* [AIM OF THE TASK]
The answer must consist of every line in the data below that holds the word "Options".

* [PROVIDED DATA]
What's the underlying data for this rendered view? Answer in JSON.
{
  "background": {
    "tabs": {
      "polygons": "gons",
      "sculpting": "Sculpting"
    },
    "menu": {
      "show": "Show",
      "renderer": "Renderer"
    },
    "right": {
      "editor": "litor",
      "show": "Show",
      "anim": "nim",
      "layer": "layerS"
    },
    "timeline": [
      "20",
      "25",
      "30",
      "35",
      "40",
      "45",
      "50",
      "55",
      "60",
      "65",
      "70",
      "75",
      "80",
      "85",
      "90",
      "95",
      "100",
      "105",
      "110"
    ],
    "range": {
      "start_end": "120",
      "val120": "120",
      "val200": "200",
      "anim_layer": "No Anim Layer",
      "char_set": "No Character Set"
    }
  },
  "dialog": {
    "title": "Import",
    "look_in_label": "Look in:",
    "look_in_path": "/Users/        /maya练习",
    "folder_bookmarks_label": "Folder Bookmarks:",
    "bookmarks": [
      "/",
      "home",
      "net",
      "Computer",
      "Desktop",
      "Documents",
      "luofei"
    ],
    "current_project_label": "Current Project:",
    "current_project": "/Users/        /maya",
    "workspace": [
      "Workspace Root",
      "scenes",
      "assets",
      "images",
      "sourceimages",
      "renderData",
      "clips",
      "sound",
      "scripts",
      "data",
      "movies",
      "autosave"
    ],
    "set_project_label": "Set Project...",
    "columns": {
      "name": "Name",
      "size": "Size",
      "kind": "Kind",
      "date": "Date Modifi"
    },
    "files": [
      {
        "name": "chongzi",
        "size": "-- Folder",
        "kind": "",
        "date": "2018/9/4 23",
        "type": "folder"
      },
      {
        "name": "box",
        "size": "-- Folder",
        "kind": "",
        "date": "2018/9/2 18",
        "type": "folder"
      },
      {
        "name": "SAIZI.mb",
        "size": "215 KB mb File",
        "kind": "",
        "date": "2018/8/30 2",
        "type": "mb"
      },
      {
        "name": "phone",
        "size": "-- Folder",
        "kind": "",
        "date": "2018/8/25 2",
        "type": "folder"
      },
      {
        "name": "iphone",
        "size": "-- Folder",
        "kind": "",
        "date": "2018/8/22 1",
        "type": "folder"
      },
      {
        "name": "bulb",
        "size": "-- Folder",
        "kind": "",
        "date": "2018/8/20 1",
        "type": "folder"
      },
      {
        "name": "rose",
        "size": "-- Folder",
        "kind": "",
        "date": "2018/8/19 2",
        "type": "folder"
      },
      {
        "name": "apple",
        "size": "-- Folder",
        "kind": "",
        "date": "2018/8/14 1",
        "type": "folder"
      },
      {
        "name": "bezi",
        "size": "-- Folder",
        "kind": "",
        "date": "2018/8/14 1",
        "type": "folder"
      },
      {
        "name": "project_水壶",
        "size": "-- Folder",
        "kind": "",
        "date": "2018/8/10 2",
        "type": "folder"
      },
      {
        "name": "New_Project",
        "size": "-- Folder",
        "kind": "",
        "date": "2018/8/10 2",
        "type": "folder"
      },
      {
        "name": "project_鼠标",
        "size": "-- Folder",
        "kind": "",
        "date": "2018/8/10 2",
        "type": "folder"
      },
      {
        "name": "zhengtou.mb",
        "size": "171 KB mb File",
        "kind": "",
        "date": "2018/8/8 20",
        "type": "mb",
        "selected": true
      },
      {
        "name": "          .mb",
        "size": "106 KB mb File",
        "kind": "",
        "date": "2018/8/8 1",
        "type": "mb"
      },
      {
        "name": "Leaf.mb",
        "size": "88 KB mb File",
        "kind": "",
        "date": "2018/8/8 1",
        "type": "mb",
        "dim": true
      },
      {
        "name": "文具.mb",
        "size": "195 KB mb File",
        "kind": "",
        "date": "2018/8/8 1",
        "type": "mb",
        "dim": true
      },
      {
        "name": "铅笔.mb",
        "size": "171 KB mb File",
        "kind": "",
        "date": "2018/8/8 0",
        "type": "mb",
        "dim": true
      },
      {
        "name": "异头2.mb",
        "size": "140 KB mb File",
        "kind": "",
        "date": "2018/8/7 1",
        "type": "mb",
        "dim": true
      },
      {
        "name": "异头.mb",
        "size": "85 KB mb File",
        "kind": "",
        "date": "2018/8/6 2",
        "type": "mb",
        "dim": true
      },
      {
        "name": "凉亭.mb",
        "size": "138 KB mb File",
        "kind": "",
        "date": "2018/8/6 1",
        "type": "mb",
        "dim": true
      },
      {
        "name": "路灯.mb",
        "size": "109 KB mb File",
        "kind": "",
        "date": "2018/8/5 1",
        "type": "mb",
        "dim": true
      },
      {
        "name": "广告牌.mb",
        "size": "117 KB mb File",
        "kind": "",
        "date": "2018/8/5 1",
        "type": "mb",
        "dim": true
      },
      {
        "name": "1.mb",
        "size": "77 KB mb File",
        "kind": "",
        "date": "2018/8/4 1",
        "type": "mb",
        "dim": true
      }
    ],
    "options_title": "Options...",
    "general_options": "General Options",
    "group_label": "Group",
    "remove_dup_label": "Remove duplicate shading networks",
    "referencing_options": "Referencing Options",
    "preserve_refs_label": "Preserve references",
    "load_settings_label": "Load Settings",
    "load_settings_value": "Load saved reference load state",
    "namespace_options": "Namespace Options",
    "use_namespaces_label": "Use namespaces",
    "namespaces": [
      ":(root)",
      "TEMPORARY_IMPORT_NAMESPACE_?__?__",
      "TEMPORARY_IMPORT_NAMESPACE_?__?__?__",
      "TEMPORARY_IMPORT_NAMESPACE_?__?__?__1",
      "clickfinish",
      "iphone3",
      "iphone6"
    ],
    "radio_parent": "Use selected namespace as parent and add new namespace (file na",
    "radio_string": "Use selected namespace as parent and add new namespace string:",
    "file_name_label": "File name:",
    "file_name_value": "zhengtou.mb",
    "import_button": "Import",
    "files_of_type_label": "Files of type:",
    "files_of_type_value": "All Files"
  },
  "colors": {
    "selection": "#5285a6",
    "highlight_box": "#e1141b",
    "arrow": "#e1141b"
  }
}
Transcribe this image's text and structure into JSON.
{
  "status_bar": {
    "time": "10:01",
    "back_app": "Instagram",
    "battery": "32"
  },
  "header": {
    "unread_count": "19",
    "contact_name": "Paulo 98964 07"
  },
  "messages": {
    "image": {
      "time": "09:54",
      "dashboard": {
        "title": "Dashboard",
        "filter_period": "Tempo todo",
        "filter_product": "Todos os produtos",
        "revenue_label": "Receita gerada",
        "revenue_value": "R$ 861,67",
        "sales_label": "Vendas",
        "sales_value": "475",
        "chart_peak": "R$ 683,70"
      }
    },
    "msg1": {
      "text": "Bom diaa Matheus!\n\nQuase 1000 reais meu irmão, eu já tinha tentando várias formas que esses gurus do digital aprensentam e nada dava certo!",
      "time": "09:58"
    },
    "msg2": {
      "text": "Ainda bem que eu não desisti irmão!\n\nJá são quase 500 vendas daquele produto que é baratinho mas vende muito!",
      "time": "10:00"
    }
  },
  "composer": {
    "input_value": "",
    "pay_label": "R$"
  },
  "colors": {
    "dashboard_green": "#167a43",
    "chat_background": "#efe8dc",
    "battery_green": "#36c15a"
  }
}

* [WRITTEN ANSWER]
    "options_title": "Options...",
    "general_options": "General Options",
    "referencing_options": "Referencing Options",
    "namespace_options": "Namespace Options",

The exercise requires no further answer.